Report each line from the entries in which "Find" can be found.

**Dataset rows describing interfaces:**

--------------------------------------------------

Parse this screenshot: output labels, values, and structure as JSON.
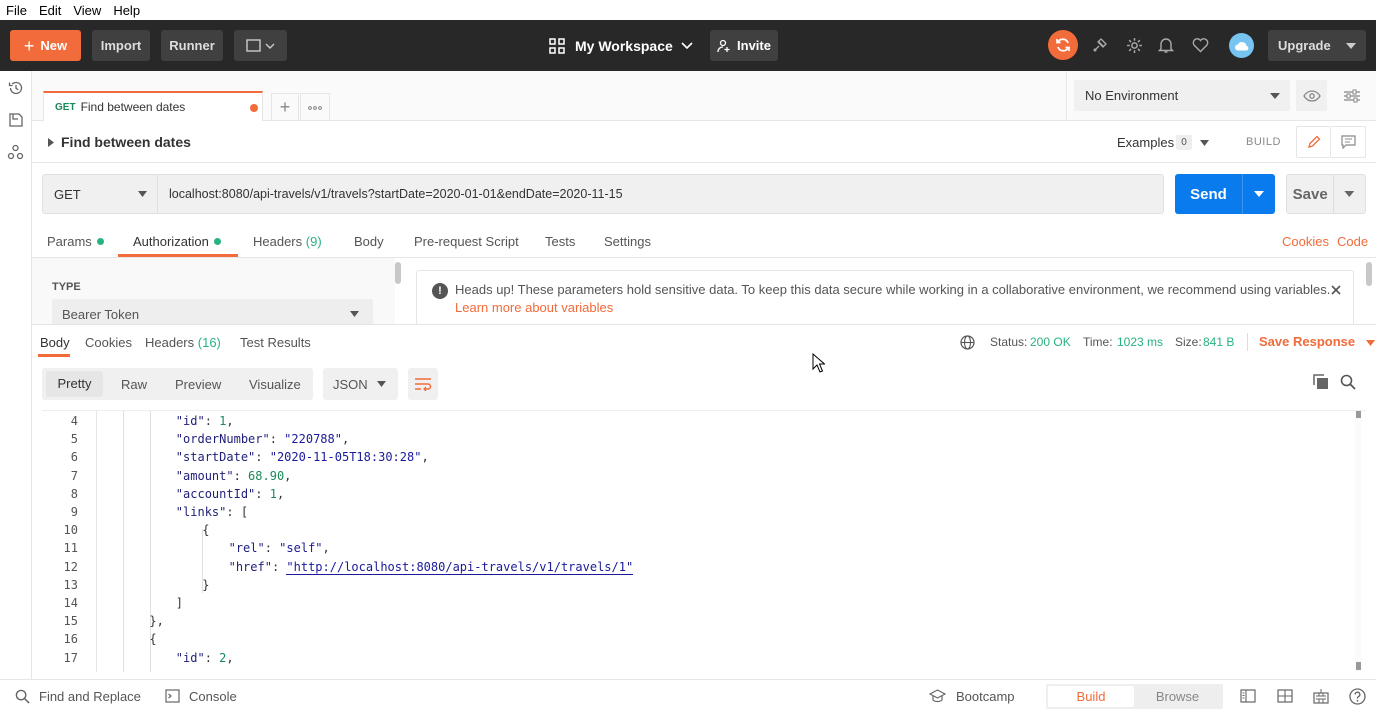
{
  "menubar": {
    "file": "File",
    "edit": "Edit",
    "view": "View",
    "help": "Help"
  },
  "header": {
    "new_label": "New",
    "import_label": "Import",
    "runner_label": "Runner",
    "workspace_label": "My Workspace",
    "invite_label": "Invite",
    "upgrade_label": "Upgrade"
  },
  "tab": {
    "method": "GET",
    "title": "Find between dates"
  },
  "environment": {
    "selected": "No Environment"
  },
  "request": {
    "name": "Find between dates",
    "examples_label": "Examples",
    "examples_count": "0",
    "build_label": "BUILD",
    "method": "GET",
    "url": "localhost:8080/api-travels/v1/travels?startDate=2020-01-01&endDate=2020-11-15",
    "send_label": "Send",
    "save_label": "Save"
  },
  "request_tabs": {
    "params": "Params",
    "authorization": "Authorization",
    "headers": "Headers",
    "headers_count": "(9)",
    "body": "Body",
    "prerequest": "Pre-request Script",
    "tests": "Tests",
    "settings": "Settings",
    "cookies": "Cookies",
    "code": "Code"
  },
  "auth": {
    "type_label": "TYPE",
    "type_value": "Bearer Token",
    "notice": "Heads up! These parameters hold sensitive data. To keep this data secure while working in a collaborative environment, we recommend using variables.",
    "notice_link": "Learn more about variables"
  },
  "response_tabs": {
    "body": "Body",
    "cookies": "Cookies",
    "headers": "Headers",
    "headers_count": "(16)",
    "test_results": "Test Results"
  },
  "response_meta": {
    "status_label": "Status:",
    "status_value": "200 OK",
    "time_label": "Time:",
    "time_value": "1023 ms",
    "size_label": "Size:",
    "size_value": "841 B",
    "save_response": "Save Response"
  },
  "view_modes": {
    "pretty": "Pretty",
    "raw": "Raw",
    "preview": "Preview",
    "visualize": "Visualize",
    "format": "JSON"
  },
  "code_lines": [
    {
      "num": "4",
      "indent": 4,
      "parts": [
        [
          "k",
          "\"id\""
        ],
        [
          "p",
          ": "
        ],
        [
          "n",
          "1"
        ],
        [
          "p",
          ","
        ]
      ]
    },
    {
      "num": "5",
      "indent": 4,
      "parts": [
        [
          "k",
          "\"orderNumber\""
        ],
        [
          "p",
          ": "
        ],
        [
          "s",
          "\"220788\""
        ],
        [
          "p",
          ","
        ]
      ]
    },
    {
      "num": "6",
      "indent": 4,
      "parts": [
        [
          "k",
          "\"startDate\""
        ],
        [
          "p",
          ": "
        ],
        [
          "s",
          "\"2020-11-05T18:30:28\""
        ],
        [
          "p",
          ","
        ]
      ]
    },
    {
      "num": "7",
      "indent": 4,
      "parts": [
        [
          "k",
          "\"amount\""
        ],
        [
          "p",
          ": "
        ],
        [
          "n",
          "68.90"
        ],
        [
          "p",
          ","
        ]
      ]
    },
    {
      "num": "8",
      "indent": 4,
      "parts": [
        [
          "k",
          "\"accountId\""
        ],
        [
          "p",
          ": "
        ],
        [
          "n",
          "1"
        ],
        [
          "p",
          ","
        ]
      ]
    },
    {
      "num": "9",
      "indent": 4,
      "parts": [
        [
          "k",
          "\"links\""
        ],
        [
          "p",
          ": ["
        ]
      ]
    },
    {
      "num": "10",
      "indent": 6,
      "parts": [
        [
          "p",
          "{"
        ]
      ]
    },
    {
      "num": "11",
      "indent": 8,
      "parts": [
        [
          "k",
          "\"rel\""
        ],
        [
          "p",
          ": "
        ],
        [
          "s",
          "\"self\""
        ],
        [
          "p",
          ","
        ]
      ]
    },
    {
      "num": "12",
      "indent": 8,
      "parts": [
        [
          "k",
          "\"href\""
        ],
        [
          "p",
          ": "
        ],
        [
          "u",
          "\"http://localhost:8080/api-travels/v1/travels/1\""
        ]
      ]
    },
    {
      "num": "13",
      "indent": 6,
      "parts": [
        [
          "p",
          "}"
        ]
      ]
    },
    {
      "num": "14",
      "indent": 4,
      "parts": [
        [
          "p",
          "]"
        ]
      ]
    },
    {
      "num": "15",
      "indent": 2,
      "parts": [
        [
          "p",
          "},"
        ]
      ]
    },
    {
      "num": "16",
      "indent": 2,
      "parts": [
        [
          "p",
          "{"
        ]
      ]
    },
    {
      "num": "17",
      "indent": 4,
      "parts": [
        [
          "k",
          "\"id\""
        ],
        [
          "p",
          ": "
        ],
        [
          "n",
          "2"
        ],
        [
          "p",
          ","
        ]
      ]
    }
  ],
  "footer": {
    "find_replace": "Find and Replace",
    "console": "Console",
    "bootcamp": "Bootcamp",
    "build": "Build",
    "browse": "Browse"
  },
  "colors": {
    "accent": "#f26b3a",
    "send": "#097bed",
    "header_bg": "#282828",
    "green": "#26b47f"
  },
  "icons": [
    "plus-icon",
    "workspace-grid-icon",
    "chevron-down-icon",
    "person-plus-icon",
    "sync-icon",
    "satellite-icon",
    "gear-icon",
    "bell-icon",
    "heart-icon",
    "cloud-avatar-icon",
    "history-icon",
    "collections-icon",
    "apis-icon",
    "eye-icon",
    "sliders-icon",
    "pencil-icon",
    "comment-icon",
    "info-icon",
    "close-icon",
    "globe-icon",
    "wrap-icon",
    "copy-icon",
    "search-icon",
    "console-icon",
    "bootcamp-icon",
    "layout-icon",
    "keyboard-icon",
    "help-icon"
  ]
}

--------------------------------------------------

**EXERCISE OUTPUT:**
    "title": "Find between dates"
    "name": "Find between dates",
    "find_replace": "Find and Replace",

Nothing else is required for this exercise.